Also going to the Angels was Nate Hyatt. Another in the long line of college relievers the Braves have targeted and developed, Hyatt was picked out of Appalachian State four years ago and has became a productive minor league pitcher capable of excellent strikeout numbers. He mixes an improving splitter with a mid-to-high 90's heat, along with a bulldog demeanor on the mound. The control was improving and he was awarded with some Arizona Fall League experience after the season.

Overall, this deal could go a lot of ways. Sanchez is the prospect who projects the best out of these three players which is why the Braves targeted him and gave up two prospects for one. On the negative side, he has less than 40 innings of professional experience. In addition, Kubitza looked like a possible platoon partner or replacement for the underwhelming Chris Johnson, though his strikeout totals may have scared off a front office that abhors strikeouts now.
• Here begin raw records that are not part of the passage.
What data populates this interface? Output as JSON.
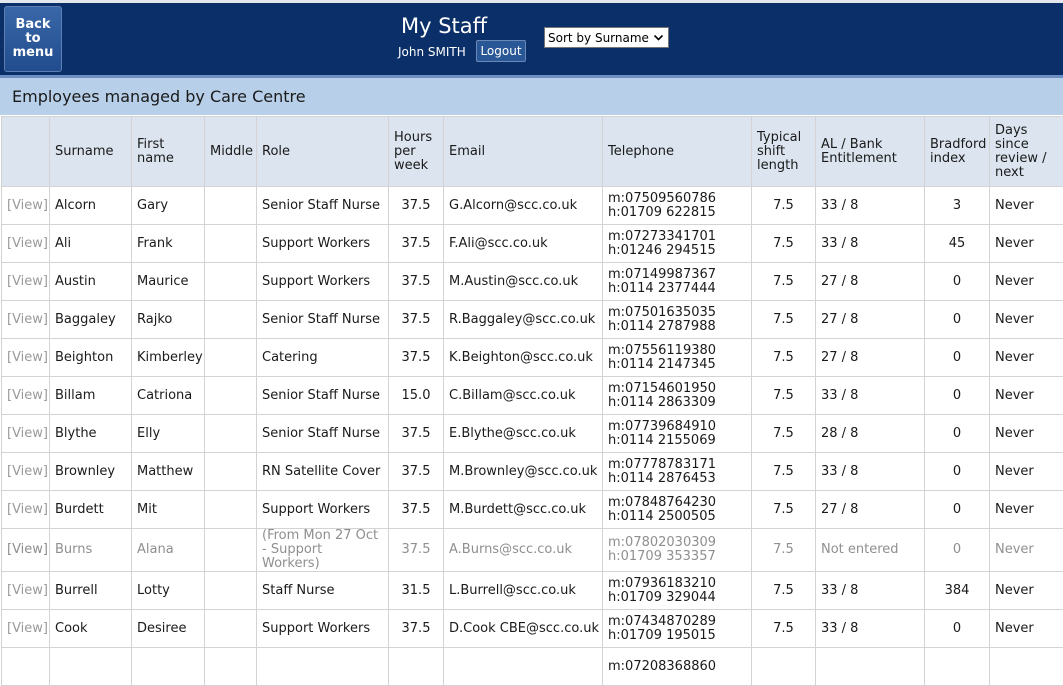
{
  "header": {
    "back_label_lines": [
      "Back",
      "to",
      "menu"
    ],
    "title": "My Staff",
    "user_name": "John SMITH",
    "logout_label": "Logout",
    "sort": {
      "selected": "Sort by Surname"
    }
  },
  "section": {
    "title": "Employees managed by Care Centre"
  },
  "table": {
    "columns": [
      "",
      "Surname",
      "First name",
      "Middle",
      "Role",
      "Hours per week",
      "Email",
      "Telephone",
      "Typical shift length",
      "AL / Bank Entitlement",
      "Bradford index",
      "Days since review / next"
    ],
    "rows": [
      {
        "view": "[View]",
        "surname": "Alcorn",
        "first": "Gary",
        "middle": "",
        "role": "Senior Staff Nurse",
        "hours": "37.5",
        "email": "G.Alcorn@scc.co.uk",
        "mobile": "m:07509560786",
        "home": "h:01709 622815",
        "shift": "7.5",
        "al": "33 / 8",
        "bradford": "3",
        "days": "Never"
      },
      {
        "view": "[View]",
        "surname": "Ali",
        "first": "Frank",
        "middle": "",
        "role": "Support Workers",
        "hours": "37.5",
        "email": "F.Ali@scc.co.uk",
        "mobile": "m:07273341701",
        "home": "h:01246 294515",
        "shift": "7.5",
        "al": "33 / 8",
        "bradford": "45",
        "days": "Never"
      },
      {
        "view": "[View]",
        "surname": "Austin",
        "first": "Maurice",
        "middle": "",
        "role": "Support Workers",
        "hours": "37.5",
        "email": "M.Austin@scc.co.uk",
        "mobile": "m:07149987367",
        "home": "h:0114 2377444",
        "shift": "7.5",
        "al": "27 / 8",
        "bradford": "0",
        "days": "Never"
      },
      {
        "view": "[View]",
        "surname": "Baggaley",
        "first": "Rajko",
        "middle": "",
        "role": "Senior Staff Nurse",
        "hours": "37.5",
        "email": "R.Baggaley@scc.co.uk",
        "mobile": "m:07501635035",
        "home": "h:0114 2787988",
        "shift": "7.5",
        "al": "27 / 8",
        "bradford": "0",
        "days": "Never"
      },
      {
        "view": "[View]",
        "surname": "Beighton",
        "first": "Kimberley",
        "middle": "",
        "role": "Catering",
        "hours": "37.5",
        "email": "K.Beighton@scc.co.uk",
        "mobile": "m:07556119380",
        "home": "h:0114 2147345",
        "shift": "7.5",
        "al": "27 / 8",
        "bradford": "0",
        "days": "Never"
      },
      {
        "view": "[View]",
        "surname": "Billam",
        "first": "Catriona",
        "middle": "",
        "role": "Senior Staff Nurse",
        "hours": "15.0",
        "email": "C.Billam@scc.co.uk",
        "mobile": "m:07154601950",
        "home": "h:0114 2863309",
        "shift": "7.5",
        "al": "33 / 8",
        "bradford": "0",
        "days": "Never"
      },
      {
        "view": "[View]",
        "surname": "Blythe",
        "first": "Elly",
        "middle": "",
        "role": "Senior Staff Nurse",
        "hours": "37.5",
        "email": "E.Blythe@scc.co.uk",
        "mobile": "m:07739684910",
        "home": "h:0114 2155069",
        "shift": "7.5",
        "al": "28 / 8",
        "bradford": "0",
        "days": "Never"
      },
      {
        "view": "[View]",
        "surname": "Brownley",
        "first": "Matthew",
        "middle": "",
        "role": "RN Satellite Cover",
        "hours": "37.5",
        "email": "M.Brownley@scc.co.uk",
        "mobile": "m:07778783171",
        "home": "h:0114 2876453",
        "shift": "7.5",
        "al": "33 / 8",
        "bradford": "0",
        "days": "Never"
      },
      {
        "view": "[View]",
        "surname": "Burdett",
        "first": "Mit",
        "middle": "",
        "role": "Support Workers",
        "hours": "37.5",
        "email": "M.Burdett@scc.co.uk",
        "mobile": "m:07848764230",
        "home": "h:0114 2500505",
        "shift": "7.5",
        "al": "27 / 8",
        "bradford": "0",
        "days": "Never"
      },
      {
        "view": "[View]",
        "surname": "Burns",
        "first": "Alana",
        "middle": "",
        "role": "(From Mon 27 Oct - Support Workers)",
        "hours": "37.5",
        "email": "A.Burns@scc.co.uk",
        "mobile": "m:07802030309",
        "home": "h:01709 353357",
        "shift": "7.5",
        "al": "Not entered",
        "bradford": "0",
        "days": "Never",
        "dim": true
      },
      {
        "view": "[View]",
        "surname": "Burrell",
        "first": "Lotty",
        "middle": "",
        "role": "Staff Nurse",
        "hours": "31.5",
        "email": "L.Burrell@scc.co.uk",
        "mobile": "m:07936183210",
        "home": "h:01709 329044",
        "shift": "7.5",
        "al": "33 / 8",
        "bradford": "384",
        "days": "Never"
      },
      {
        "view": "[View]",
        "surname": "Cook",
        "first": "Desiree",
        "middle": "",
        "role": "Support Workers",
        "hours": "37.5",
        "email": "D.Cook CBE@scc.co.uk",
        "mobile": "m:07434870289",
        "home": "h:01709 195015",
        "shift": "7.5",
        "al": "33 / 8",
        "bradford": "0",
        "days": "Never"
      },
      {
        "view": "",
        "surname": "",
        "first": "",
        "middle": "",
        "role": "",
        "hours": "",
        "email": "",
        "mobile": "m:07208368860",
        "home": "",
        "shift": "",
        "al": "",
        "bradford": "",
        "days": ""
      }
    ]
  }
}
Basically, the Braves are essentially saying the chances of Kubitza flourishing in the majors is not as high as some believe and they would rather take the high-risk, high-reward option.

That plays into Atlanta's M.O. this offseason. The Braves have banked a lot of their future in Tyrell Jenkins, Max Fried, and Manny Banuelos - guys who carry high risks, largely due to injury. Hart and his team have seemed to value the high-reward as the important part of the equation and paid considerably to get players who have as much crash-and-burn possibility as any. It'll take a few years to figure out if the moves pay off, but this most recent one hasn't won me over yet. Considering the struggles of the Braves offense, dealing with Kubitza for a 17 year-old pitcher with little professional experience strikes me as a move that just didn't need to be made. I don't doubt that Sanchez has some excitement with him, but so do many international prospects each year. While Sanchez could conceivably be turned into a good hitter at some point through a trade either through trading Sanchez or trading a pitcher Sanchez is replacing, the Braves have given up a hefty price for that long-range possibility.

No comments:

Post a Comment